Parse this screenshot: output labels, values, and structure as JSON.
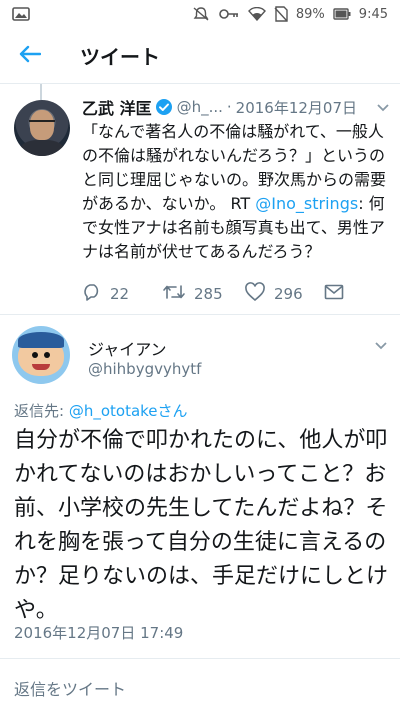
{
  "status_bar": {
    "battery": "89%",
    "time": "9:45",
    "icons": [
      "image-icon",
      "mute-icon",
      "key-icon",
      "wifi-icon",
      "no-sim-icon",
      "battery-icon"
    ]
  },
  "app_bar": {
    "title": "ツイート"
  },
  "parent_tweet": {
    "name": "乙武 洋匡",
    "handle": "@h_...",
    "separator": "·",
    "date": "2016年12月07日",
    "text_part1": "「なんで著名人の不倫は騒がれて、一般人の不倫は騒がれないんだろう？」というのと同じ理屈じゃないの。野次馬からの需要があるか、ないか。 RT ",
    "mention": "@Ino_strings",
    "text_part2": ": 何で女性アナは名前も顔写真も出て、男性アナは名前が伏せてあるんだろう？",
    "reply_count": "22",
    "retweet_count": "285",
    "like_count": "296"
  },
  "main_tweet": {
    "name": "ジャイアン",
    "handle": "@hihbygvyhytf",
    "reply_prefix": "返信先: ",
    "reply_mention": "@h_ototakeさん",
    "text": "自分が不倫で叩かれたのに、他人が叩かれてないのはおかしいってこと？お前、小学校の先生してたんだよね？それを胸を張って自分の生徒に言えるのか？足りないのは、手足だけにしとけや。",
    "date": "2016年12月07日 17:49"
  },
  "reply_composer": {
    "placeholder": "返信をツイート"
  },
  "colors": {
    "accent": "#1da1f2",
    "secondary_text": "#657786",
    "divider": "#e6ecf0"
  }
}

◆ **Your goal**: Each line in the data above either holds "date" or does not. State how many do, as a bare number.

◆ **Problem solution**: 2